**Required action:**
Please restate the data word for word, in full.

+ + +

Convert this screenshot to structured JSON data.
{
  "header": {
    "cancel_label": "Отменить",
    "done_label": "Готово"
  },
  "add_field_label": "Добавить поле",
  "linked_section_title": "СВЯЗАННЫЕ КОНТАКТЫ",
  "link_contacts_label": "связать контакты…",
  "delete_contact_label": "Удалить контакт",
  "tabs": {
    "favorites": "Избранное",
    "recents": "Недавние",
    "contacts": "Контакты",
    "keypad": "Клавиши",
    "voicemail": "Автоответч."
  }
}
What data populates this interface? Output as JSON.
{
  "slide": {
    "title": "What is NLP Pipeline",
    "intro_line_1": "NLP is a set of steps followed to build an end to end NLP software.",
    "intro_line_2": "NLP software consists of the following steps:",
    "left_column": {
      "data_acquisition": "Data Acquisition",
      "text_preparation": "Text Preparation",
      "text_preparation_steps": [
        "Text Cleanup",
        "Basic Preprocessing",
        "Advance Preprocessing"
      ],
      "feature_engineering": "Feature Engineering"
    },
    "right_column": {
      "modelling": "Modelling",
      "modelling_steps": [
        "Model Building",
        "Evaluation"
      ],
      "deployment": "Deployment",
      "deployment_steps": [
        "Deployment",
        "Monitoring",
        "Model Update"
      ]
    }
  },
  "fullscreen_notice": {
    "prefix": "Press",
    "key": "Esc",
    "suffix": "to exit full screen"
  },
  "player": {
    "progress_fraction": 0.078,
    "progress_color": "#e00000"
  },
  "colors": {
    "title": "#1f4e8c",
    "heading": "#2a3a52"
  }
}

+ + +

**Response to the task:**
Convert this screenshot to structured JSON data.
{
  "header": {
    "cancel_label": "Отменить",
    "done_label": "Готово"
  },
  "add_field_label": "Добавить поле",
  "linked_section_title": "СВЯЗАННЫЕ КОНТАКТЫ",
  "link_contacts_label": "связать контакты…",
  "delete_contact_label": "Удалить контакт",
  "tabs": {
    "favorites": "Избранное",
    "recents": "Недавние",
    "contacts": "Контакты",
    "keypad": "Клавиши",
    "voicemail": "Автоответч."
  }
}
What data populates this interface? Output as JSON.
{
  "slide": {
    "title": "What is NLP Pipeline",
    "intro_line_1": "NLP is a set of steps followed to build an end to end NLP software.",
    "intro_line_2": "NLP software consists of the following steps:",
    "left_column": {
      "data_acquisition": "Data Acquisition",
      "text_preparation": "Text Preparation",
      "text_preparation_steps": [
        "Text Cleanup",
        "Basic Preprocessing",
        "Advance Preprocessing"
      ],
      "feature_engineering": "Feature Engineering"
    },
    "right_column": {
      "modelling": "Modelling",
      "modelling_steps": [
        "Model Building",
        "Evaluation"
      ],
      "deployment": "Deployment",
      "deployment_steps": [
        "Deployment",
        "Monitoring",
        "Model Update"
      ]
    }
  },
  "fullscreen_notice": {
    "prefix": "Press",
    "key": "Esc",
    "suffix": "to exit full screen"
  },
  "player": {
    "progress_fraction": 0.078,
    "progress_color": "#e00000"
  },
  "colors": {
    "title": "#1f4e8c",
    "heading": "#2a3a52"
  }
}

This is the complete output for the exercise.